A coroner has said he is “incredulous” after bullet casings from a sectarian murder in Northern Ireland were lost.
Catholic Daniel McColgan was hit by at least 11 rounds as he went to work at a postal sorting office in north Belfast in 2002, an inquest found.
Police said the loyalist Ulster Freedom Fighters (UFF) were responsible.
Senior coroner John Leckey said he could make no finding on whether those who planned the murder knew a security camera which could have captured the incident was not working.
He added: “It must be a matter of great concern that exhibits in an unsolved murder should have disappeared.
“I am really incredulous that that should have happened.”
The 20-year-old father-of-one was hit multiple times in the head and body, at least once while he lay face down on the ground, the coroner said.
Nobody has been convicted of the shooting.
Mr Leckey added: “I hope very much that those responsible for Daniel’s murder will be apprehended.”
He said because of forensic evidence people could be made amenable long after the event.
“I hope very much that Daniel’s murderers will be held to account.”
The postman arrived at Rathcoole sorting office on January 12 2002 shortly before the start of his shift at 5am.

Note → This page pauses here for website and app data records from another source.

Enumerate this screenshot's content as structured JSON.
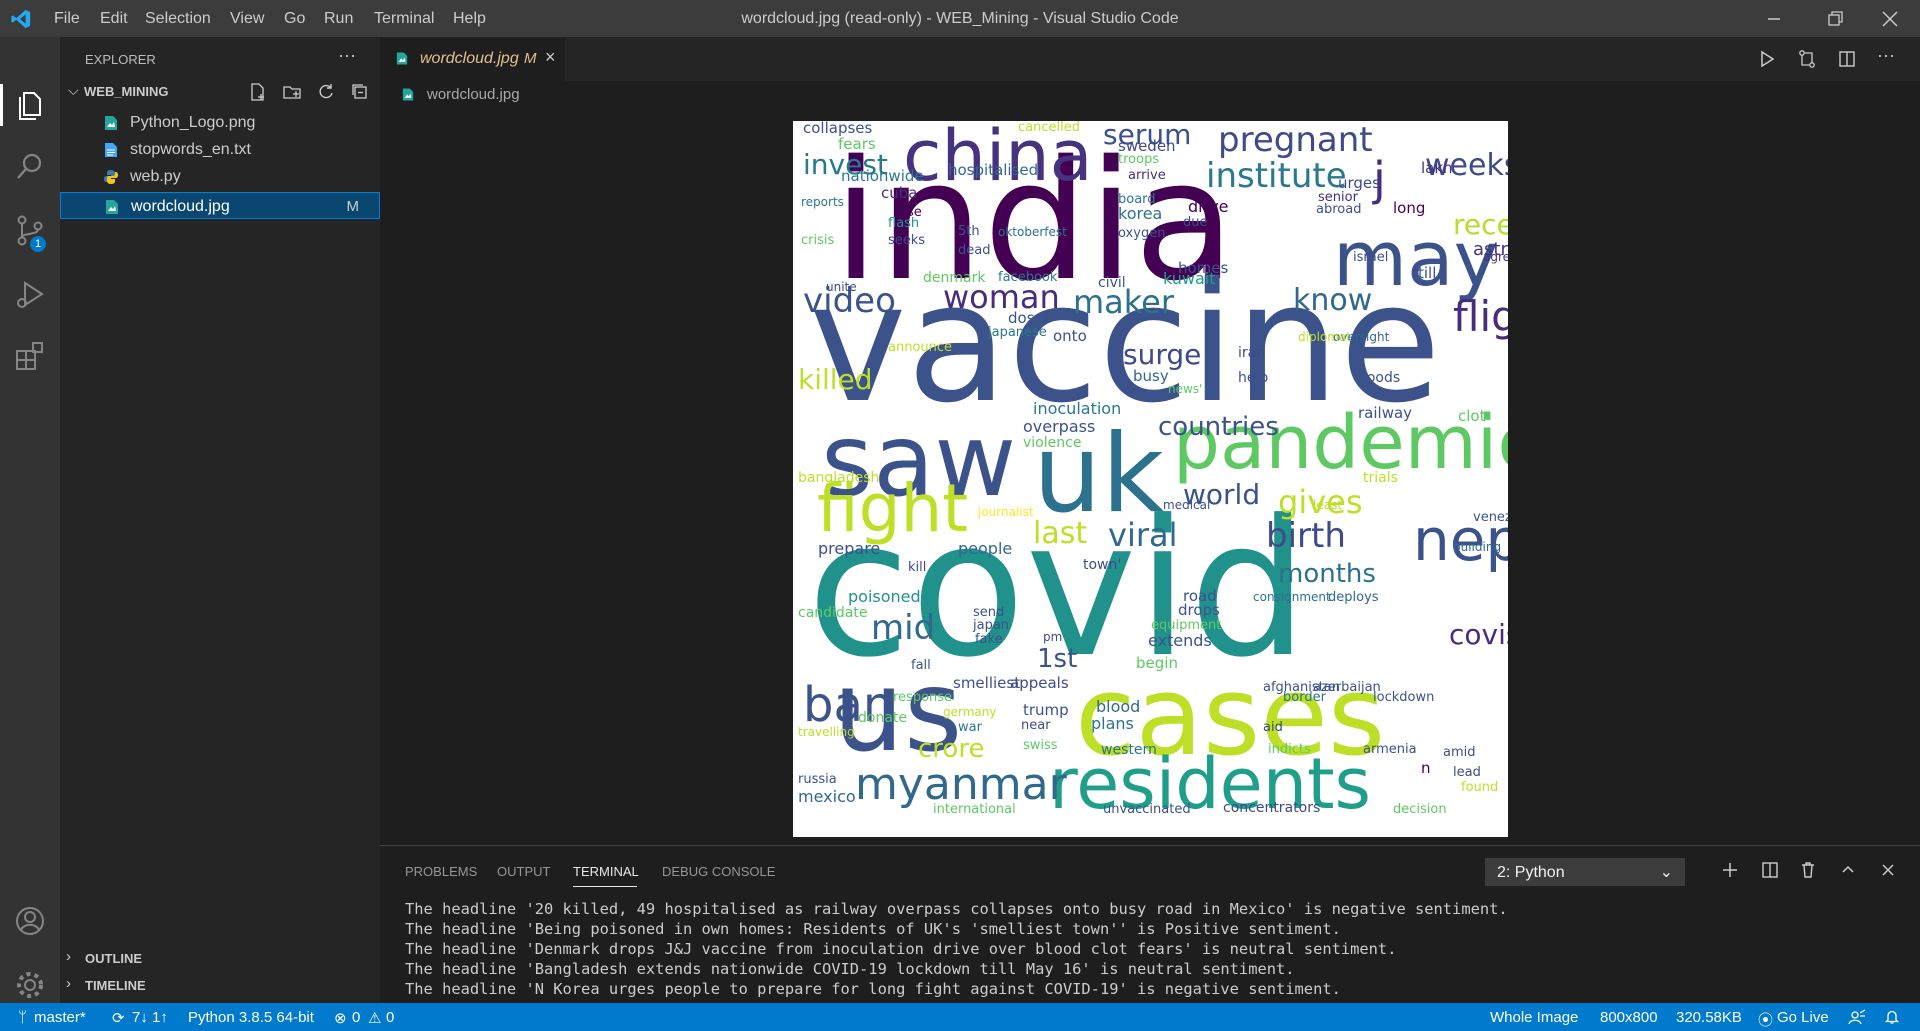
{
  "window": {
    "title": "wordcloud.jpg (read-only) - WEB_Mining - Visual Studio Code",
    "menu": [
      "File",
      "Edit",
      "Selection",
      "View",
      "Go",
      "Run",
      "Terminal",
      "Help"
    ]
  },
  "activity_bar": {
    "items": [
      "explorer-icon",
      "search-icon",
      "source-control-icon",
      "run-debug-icon",
      "extensions-icon"
    ],
    "source_control_badge": "1",
    "bottom": [
      "account-icon",
      "settings-gear-icon"
    ]
  },
  "sidebar": {
    "title": "EXPLORER",
    "more": "···",
    "folder": "WEB_MINING",
    "files": [
      {
        "name": "Python_Logo.png",
        "icon": "image-file-icon"
      },
      {
        "name": "stopwords_en.txt",
        "icon": "text-file-icon"
      },
      {
        "name": "web.py",
        "icon": "python-file-icon"
      },
      {
        "name": "wordcloud.jpg",
        "icon": "image-file-icon",
        "badge": "M"
      }
    ],
    "sections": [
      "OUTLINE",
      "TIMELINE"
    ]
  },
  "editor": {
    "tab": {
      "label": "wordcloud.jpg",
      "badge": "M"
    },
    "breadcrumb": "wordcloud.jpg",
    "wordcloud_words": [
      "india",
      "vaccine",
      "covid",
      "cases",
      "us",
      "saw",
      "uk",
      "pandemic",
      "china",
      "may",
      "fight",
      "residents",
      "nepal",
      "myanmar",
      "flight",
      "institute",
      "pregnant",
      "video",
      "woman",
      "maker",
      "know",
      "serum",
      "weeks",
      "j",
      "invest",
      "killed",
      "ban",
      "countries",
      "viral",
      "birth",
      "gives",
      "world",
      "surge",
      "covishield",
      "months",
      "last",
      "mid",
      "1st",
      "crore",
      "recently",
      "astrazeneca",
      "collapses",
      "fears",
      "nationwide",
      "cuba",
      "hospitalised",
      "sweden",
      "troops",
      "cancelled",
      "arrive",
      "board",
      "korea",
      "oxygen",
      "drive",
      "due",
      "senior",
      "abroad",
      "urges",
      "lakh",
      "long",
      "rise",
      "flash",
      "seeks",
      "5th",
      "dead",
      "oktoberfest",
      "crisis",
      "reports",
      "unite",
      "denmark",
      "facebook",
      "civil",
      "kuwait",
      "homes",
      "israel",
      "till",
      "agree",
      "doses",
      "onto",
      "busy",
      "iran",
      "help",
      "news'",
      "floods",
      "oversight",
      "diplomat",
      "japanese",
      "announce",
      "inoculation",
      "overpass",
      "violence",
      "railway",
      "clot",
      "trials",
      "least",
      "medical",
      "journalist",
      "bangladesh",
      "prepare",
      "people",
      "kill",
      "town'",
      "venezuela",
      "building",
      "poisoned",
      "send",
      "japan",
      "fake",
      "road",
      "drops",
      "equipment",
      "extends",
      "consignment",
      "deploys",
      "candidate",
      "pm",
      "begin",
      "fall",
      "smelliest",
      "appeals",
      "response",
      "trump",
      "near",
      "blood",
      "plans",
      "afghanistan",
      "border",
      "aid",
      "azerbaijan",
      "lockdown",
      "germany",
      "war",
      "swiss",
      "western",
      "indicts",
      "armenia",
      "amid",
      "n",
      "lead",
      "found",
      "donate",
      "travelling",
      "russia",
      "mexico",
      "international",
      "unvaccinated",
      "concentrators",
      "decision"
    ]
  },
  "panel": {
    "tabs": [
      "PROBLEMS",
      "OUTPUT",
      "TERMINAL",
      "DEBUG CONSOLE"
    ],
    "active_tab": "TERMINAL",
    "terminal_selector": "2: Python",
    "terminal_lines": [
      "The headline '20 killed, 49 hospitalised as railway overpass collapses onto busy road in Mexico' is negative sentiment.",
      "The headline 'Being poisoned in own homes: Residents of UK's 'smelliest town'' is Positive sentiment.",
      "The headline 'Denmark drops J&J vaccine from inoculation drive over blood clot fears' is neutral sentiment.",
      "The headline 'Bangladesh extends nationwide COVID-19 lockdown till May 16' is neutral sentiment.",
      "The headline 'N Korea urges people to prepare for long fight against COVID-19' is negative sentiment."
    ]
  },
  "status_bar": {
    "branch": "master*",
    "sync": "7↓ 1↑",
    "python": "Python 3.8.5 64-bit",
    "errors": "0",
    "warnings": "0",
    "zoom": "Whole Image",
    "dimensions": "800x800",
    "size": "320.58KB",
    "golive": "Go Live"
  },
  "colors": {
    "accent": "#007acc",
    "selection": "#094771",
    "badge": "#e2c08d"
  }
}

As he walked the short distance from his car to the building two gunmen wearing scarves around their faces opened fire and he sustained multiple gunshot wounds.
Mr Leckey said he was satisfied that it was a totally sectarian act and that Mr McColgan was deliberately targeted because of his religion.
“He was a Roman Catholic in a predominantly Protestant workforce based in a predominantly loyalist area and accordingly was an easy target.”
He said a security camera at the entrance gate to the sorting office had the potential to capture at least part of the murder sequence.
“That camera had been inoperative for some time and there had been a gross failure to ensure that it functioned as intended.
“From the evidence given at the inquest I am unable to reach any conclusion, on the balance of probabilities, as to whether those who planned the murder and the gunmen were aware that the camera was inoperative.
“Also, I am unable to reach any conclusion, again on the balance of probabilities, as to whether any member or members of the workforce at the sorting office provided any information or assistance to those involved in the murder.
“However, I am satisfied that careful planning had preceded this sectarian murder which included the acquisition of knowledge at the time Daniel was due to commence work that day.”
Mr Leckey recalled the Police Service of Northern Ireland (PSNI) senior investigator said no useful forensic evidence could be gleaned from examination of the bullet casings.
“Forensic science has advanced considerably since Daniel’s murder and we just don’t know if forensic evidence could have been obtained from the examination.”
He said it was not possible for him to allay all the rumours surrounding the murder.
He told the family: “There is conjecture without any evidential basis so unfortunately these rumours and suspicions may well remain in your minds.
“It just has not been possible for me, on the basis of evidence presented at the inquest, for me to reach any conclusions.”
He said Mr McColgan was a totally innocent victim of a brutal, sectarian murder.